Work order — Scan the entries for "title". Every line that holds it is to be copied.

Input records —
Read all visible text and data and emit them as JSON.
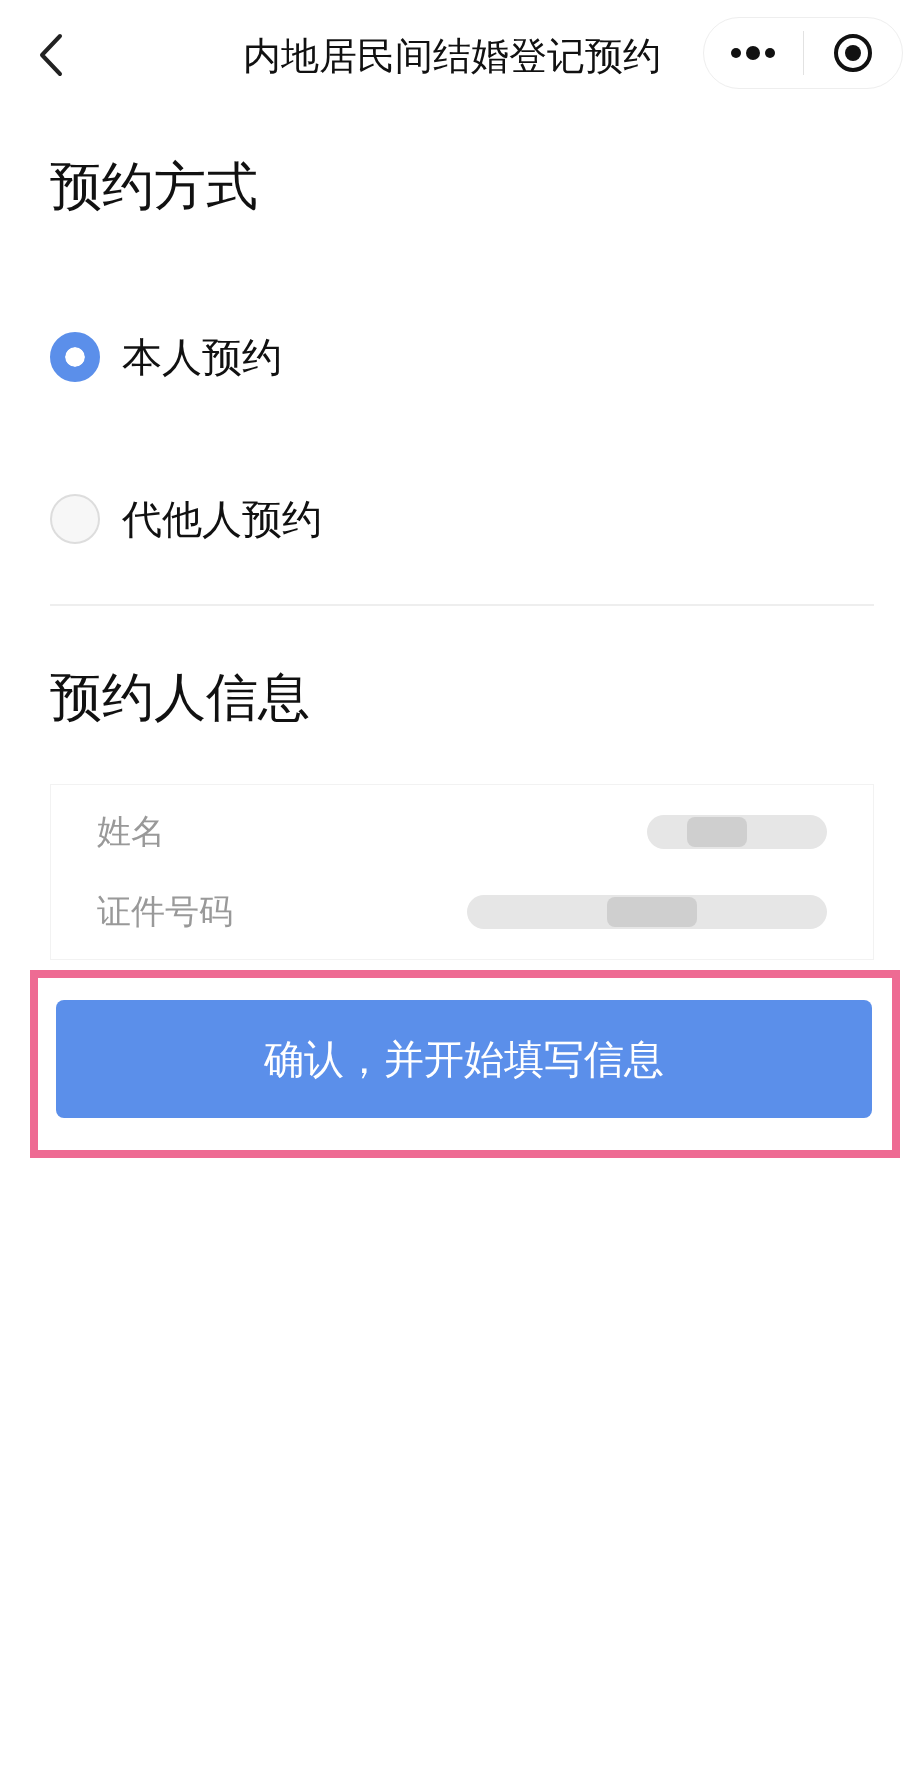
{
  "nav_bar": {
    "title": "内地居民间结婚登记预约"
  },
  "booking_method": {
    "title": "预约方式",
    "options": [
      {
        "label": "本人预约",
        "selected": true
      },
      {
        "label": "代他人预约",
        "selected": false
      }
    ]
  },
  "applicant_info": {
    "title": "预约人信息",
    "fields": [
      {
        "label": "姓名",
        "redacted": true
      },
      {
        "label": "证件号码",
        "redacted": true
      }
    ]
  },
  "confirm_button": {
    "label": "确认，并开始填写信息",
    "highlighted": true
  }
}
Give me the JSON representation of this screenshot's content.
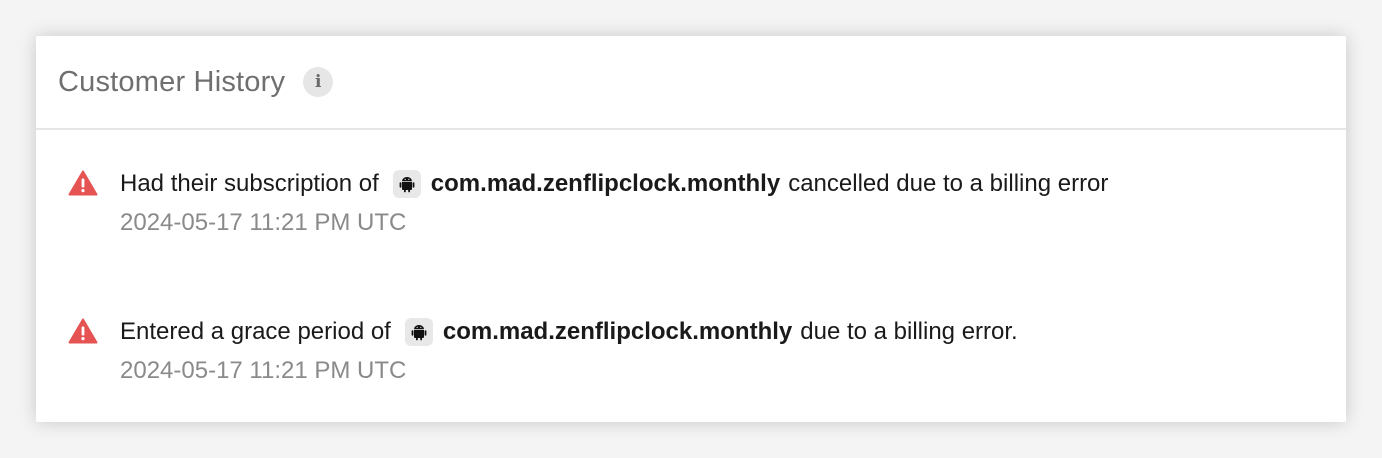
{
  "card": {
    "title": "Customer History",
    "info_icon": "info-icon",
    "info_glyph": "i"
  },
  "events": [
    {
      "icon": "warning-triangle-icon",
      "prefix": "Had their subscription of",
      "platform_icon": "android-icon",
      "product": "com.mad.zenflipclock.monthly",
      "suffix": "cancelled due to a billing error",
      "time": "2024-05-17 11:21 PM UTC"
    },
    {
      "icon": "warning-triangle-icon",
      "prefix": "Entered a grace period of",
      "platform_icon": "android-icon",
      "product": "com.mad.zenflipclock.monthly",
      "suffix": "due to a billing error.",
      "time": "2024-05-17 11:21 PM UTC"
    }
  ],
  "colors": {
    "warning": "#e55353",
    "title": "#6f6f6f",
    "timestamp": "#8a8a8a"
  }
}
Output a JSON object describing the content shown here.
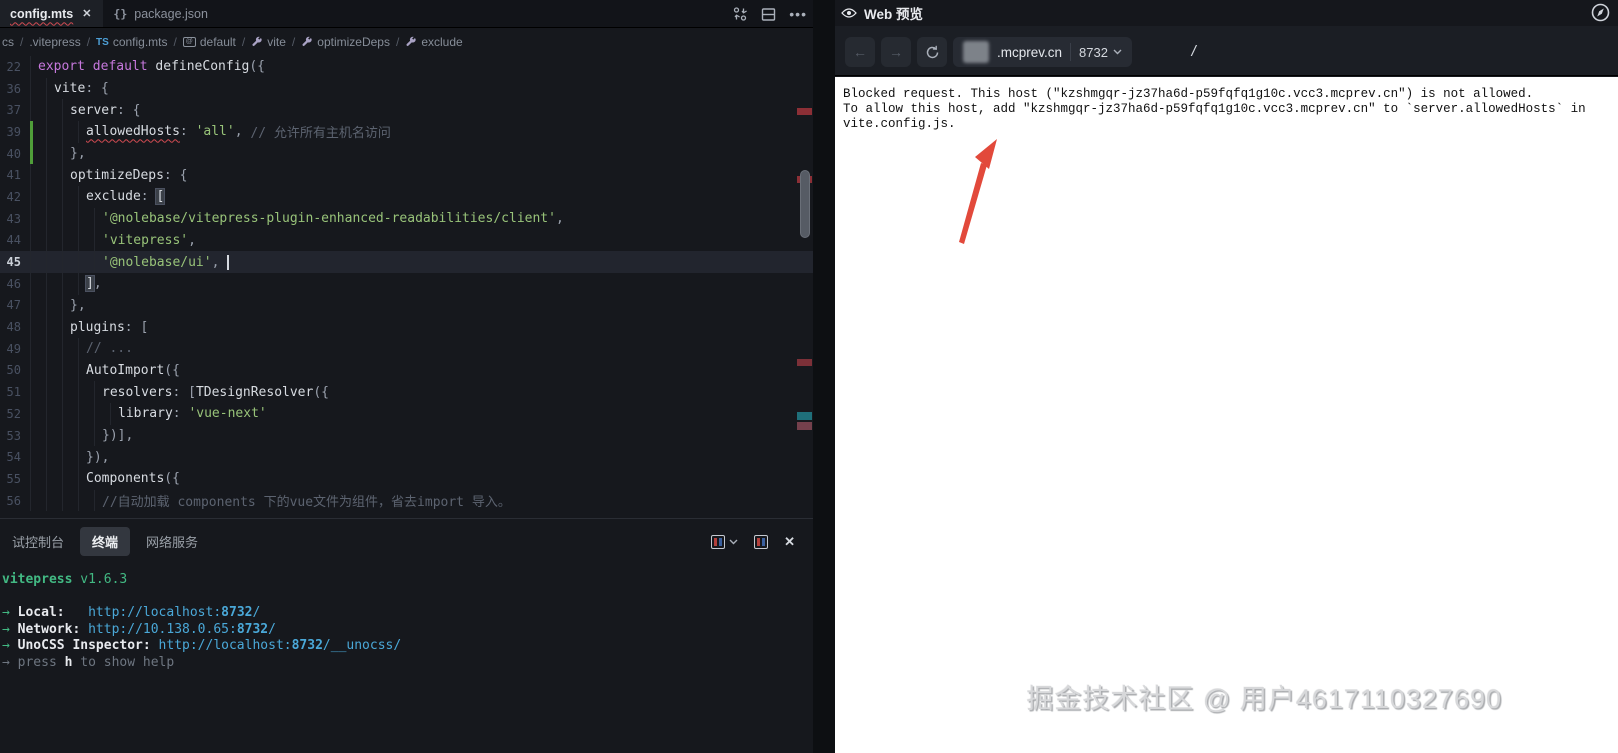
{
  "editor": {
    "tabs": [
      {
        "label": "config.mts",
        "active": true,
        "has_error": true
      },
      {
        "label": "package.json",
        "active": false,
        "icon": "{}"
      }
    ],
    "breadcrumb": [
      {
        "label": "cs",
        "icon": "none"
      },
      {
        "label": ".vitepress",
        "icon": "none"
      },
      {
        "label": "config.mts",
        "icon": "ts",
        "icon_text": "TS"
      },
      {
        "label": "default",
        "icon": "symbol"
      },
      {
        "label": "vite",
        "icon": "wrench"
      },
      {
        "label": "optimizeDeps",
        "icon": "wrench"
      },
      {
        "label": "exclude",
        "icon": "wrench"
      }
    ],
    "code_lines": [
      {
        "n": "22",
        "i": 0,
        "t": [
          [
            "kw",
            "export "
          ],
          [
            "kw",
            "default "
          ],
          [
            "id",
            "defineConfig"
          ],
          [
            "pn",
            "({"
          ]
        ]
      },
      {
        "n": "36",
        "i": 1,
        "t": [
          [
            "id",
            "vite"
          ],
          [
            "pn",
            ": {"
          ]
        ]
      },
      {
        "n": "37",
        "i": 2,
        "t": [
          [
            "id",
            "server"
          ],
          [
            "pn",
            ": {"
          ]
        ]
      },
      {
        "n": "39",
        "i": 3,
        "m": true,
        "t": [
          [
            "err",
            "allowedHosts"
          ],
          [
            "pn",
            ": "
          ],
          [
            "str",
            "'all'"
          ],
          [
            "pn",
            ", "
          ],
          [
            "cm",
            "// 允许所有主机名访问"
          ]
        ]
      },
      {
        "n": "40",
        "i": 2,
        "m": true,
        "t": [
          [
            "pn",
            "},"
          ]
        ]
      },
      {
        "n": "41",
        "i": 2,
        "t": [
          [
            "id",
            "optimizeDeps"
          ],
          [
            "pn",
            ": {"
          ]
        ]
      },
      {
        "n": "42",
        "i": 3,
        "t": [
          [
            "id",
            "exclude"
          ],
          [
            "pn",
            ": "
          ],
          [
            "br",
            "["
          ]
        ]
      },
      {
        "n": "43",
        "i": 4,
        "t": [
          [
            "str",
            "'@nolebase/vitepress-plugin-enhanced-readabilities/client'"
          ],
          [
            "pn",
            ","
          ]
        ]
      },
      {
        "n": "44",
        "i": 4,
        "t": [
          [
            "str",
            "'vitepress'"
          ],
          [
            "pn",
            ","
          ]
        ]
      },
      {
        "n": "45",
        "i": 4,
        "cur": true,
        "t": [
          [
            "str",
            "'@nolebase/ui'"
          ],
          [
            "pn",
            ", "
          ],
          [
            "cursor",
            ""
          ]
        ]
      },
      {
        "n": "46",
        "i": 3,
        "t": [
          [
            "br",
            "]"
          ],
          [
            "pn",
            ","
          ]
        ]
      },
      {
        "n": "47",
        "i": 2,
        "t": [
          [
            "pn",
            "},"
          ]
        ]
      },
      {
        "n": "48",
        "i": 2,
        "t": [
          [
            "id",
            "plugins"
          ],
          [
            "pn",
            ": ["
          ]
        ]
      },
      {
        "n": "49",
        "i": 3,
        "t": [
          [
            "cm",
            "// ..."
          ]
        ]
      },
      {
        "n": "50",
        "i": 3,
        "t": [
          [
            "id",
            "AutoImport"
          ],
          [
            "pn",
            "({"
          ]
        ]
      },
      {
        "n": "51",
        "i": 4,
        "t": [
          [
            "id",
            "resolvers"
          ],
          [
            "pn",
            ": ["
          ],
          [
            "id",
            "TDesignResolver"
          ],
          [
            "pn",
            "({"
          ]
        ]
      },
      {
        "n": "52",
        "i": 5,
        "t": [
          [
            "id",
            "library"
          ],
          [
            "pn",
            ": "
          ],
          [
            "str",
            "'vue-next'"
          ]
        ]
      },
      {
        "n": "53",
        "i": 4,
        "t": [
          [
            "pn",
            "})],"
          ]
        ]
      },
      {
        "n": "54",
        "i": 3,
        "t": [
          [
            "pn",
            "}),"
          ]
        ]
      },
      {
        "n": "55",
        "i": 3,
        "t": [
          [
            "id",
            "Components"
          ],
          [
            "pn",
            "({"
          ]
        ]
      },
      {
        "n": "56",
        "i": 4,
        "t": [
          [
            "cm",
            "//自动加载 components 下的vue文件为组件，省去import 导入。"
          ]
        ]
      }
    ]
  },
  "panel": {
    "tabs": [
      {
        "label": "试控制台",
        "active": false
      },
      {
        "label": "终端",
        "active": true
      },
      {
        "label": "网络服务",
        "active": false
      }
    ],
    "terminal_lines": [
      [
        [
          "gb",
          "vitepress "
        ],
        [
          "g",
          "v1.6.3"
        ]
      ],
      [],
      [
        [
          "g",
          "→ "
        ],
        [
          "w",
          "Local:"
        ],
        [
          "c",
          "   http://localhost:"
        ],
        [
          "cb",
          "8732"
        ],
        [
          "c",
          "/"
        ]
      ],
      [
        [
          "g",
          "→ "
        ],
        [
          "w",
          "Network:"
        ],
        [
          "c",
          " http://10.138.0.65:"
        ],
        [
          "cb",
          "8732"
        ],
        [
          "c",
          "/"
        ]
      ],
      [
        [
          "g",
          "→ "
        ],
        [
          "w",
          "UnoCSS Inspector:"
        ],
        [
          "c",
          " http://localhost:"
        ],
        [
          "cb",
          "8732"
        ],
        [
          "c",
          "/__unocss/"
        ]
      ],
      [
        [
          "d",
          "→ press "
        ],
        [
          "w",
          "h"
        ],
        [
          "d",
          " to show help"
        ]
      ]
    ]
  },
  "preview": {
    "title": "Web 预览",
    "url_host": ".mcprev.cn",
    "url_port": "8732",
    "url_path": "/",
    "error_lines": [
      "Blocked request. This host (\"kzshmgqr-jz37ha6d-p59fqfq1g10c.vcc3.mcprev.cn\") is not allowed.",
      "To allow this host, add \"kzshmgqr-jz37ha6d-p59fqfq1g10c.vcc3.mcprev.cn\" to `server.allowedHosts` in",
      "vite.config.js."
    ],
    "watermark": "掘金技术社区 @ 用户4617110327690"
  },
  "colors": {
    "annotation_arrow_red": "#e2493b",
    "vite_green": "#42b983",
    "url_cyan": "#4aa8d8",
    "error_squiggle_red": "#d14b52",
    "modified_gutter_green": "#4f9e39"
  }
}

Answer box —
    "title": "内地居民间结婚登记预约"
    "title": "预约方式",
    "title": "预约人信息",
    "title": "Customer History",
    "title": "#6f6f6f",
    "title": "Web 预览",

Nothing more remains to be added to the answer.